Mr. Cuban’s shrewdest moves came as Internet mania was at its zenith. He and Mr. Wagner began talks with Yahoo, urging them to acquire Broadcast.com.
Yahoo took the bait. In March 1999, Yahoo announced a $5.7 billion stock-swap acquisition – just before the market peak – for a company that had 330 employees, a handful of contracts, and no hard assets.
This gave Mr. Cuban a paper profit of $1.7 billion.
Mr. Cuban hedged his bets so he could keep his profits from the sale of his company. He bought put options, locking in a high selling price for his Yahoo stock – $183 per share. In effect he was betting against Yahoo stock. A bet he won big-time.
In the fall of 1999 he began selling his Yahoo stock.
Three months later – in January 2000 – he purchased the Dallas Mavericks for $280 million. A team that was a perennial loser both on the basketball court, and financially – having thousands of empty seats for each game.
Today, Mr. Cuban is riding high. His Mavericks tied for the best record in the NBA this past season with a 60-22 record.
And, most importantly, the Mavericks drew sellout crowds – 18,147 spectators – for all 41 of their regular-season home games. A franchise first.
He Hired A Sales Team
How did Mark Cuban fill up his basketball arena with 18,147 people for 41 games? He hired a team of sales people who were instructed to get on the telephone and sell tickets to basketball games.
The Mavericks’ sales team works out of a former warehouse on the edge of downtown Dallas. About two-and-a-half miles from the Mavericks’ sleek new American Airlines Center.
Sitting in gray cubicles are dozens of Mavericks ticket salespeople who are incessantly dialing the phone. On the wall in huge letters is a favorite Cuban slogan: “Every minute of every day is selling time.”
When Mr. Cuban became the Mavericks owner, the team had five people selling season tickets. Not enough the boss said.
He hired George Prokas, a former buddy to run ticket sales. Mr. Cuban told him: “I don’t care if you have to hire 18,147 sales people and give them each one seat to sell. I want the house sold out every night.”
Mr. Prokos bulked up the sales force to 20 people. He handed them Yellow Page listings of attorneys, car dealers and other likely buyers. He told his new hires to make 100 outbound calls a day.
Mr. Cuban – always the salesman – would occasionally work the phones himself. On more than one occasion he told his sales people to stop gossiping.
“Who’s writing the check when you do that?” Mr. Cuban repeatedly snapped. “If you aren’t talking to someone who can write a check, you’re wasting time.”
The strategy worked. The team has been winning and revenues have grown 2 1/2 times, to $100 million from the $40 million when Mr. Cuban purchased the team.
Mark Cuban has a simple business philosophy. “I try to put everyone in a position to succeed,” he says. “But I don’t believe in rewarding people for just doing their jobs.”
When ticket sales representatives recently matched their quotas, he didn’t throw a party.
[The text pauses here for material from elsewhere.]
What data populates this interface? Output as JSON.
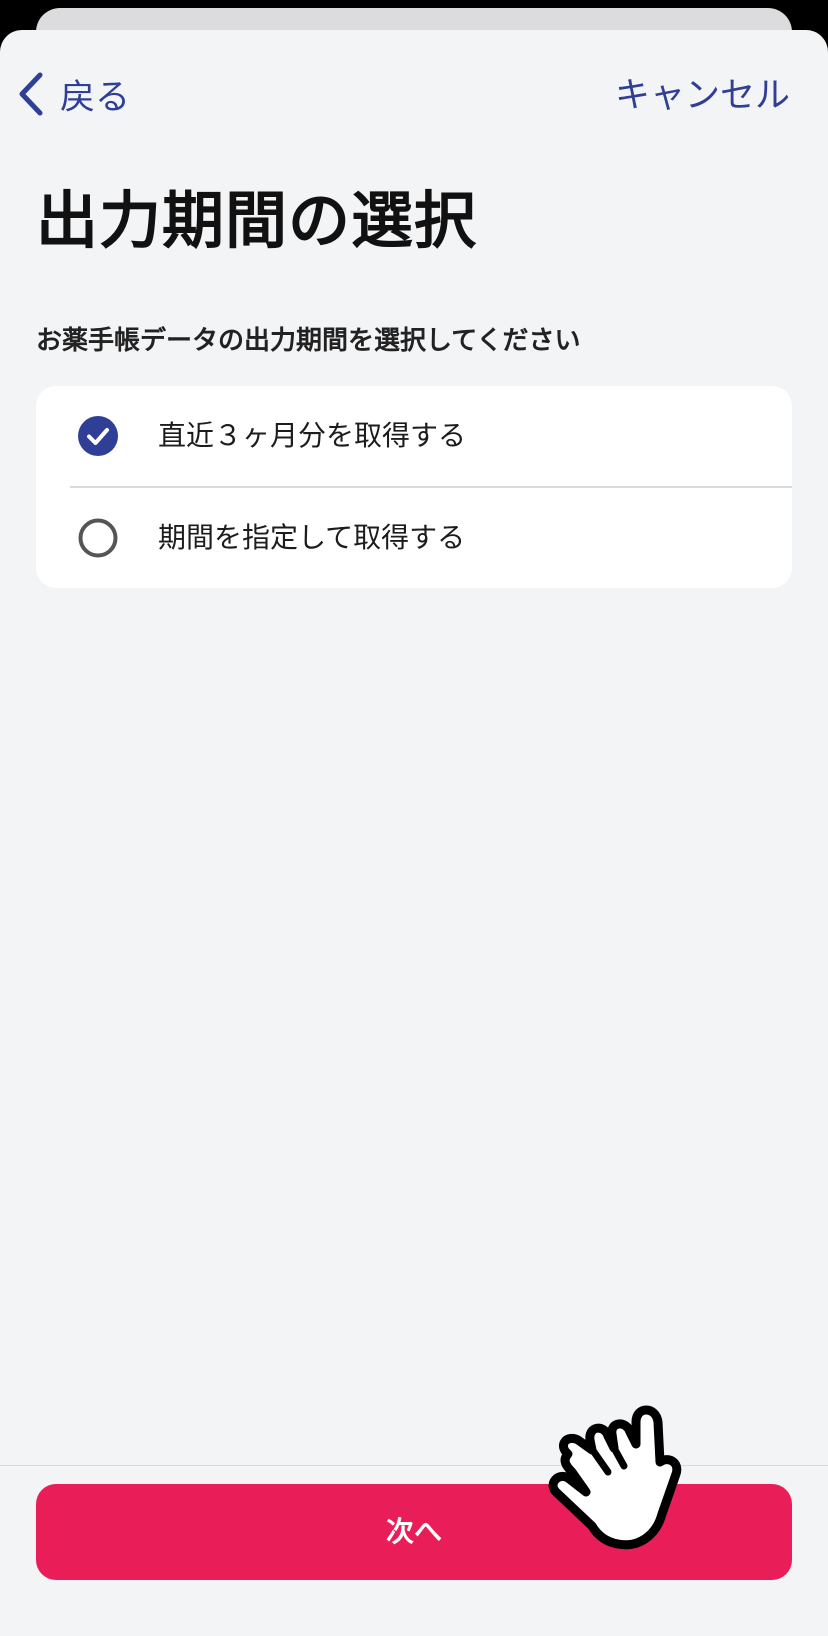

Instead he says, his message was: “Good. That’s what your supposed to do. If they hadn’t met quotas,
they would be told to look for work elsewhere.”
Five Daily Success Activities
Here are five Success Activities you should do every day to make yourself more successful:
1. Search for new customers.
If you want to be successful you’ve got to look for new customers. The lifeblood of any business is finding – and keeping – new customers.
2. Get on the phone.
The most effective way to find new customers is by getting on the phone. Though there are many ways to collect prospect names, you ultimately need to pick up the phone and call them.
3. Have a daily target.
You must have a target for the number of people you’re calling. There’s a huge difference between calling new people you’ve never attempted to reach before and calling a person who you’ve left
a dozen voice mail messages that were never returned.
Calling the same five people every day isn’t going to make you successful.
4. Schedule time.
Block out time on your calendar to make calls. Schedule an appointment with yourself to make calls every day.
5. Stop fooling around.
Don’t waste valuable phone time doing miscellaneous paperwork. Use the time to get on the phone and find more customers.
|Reprinted with permission from “Jeffrey Mayer’s SucceedingInBusiness.com Newsletter. (Copyright, 2003 – 2005, Jeffrey J. Mayer, SucceedingInBusiness.com.) To subscribe to Jeff’s free newsletter, visit www.SucceedingInBusiness.com
About Jeffrey Mayer
More Posts by Jeffrey Mayer To discover the easy and inexpensive ways anyone can attract more clients and maximize their profits, sign up for your FREE Profit Now Report.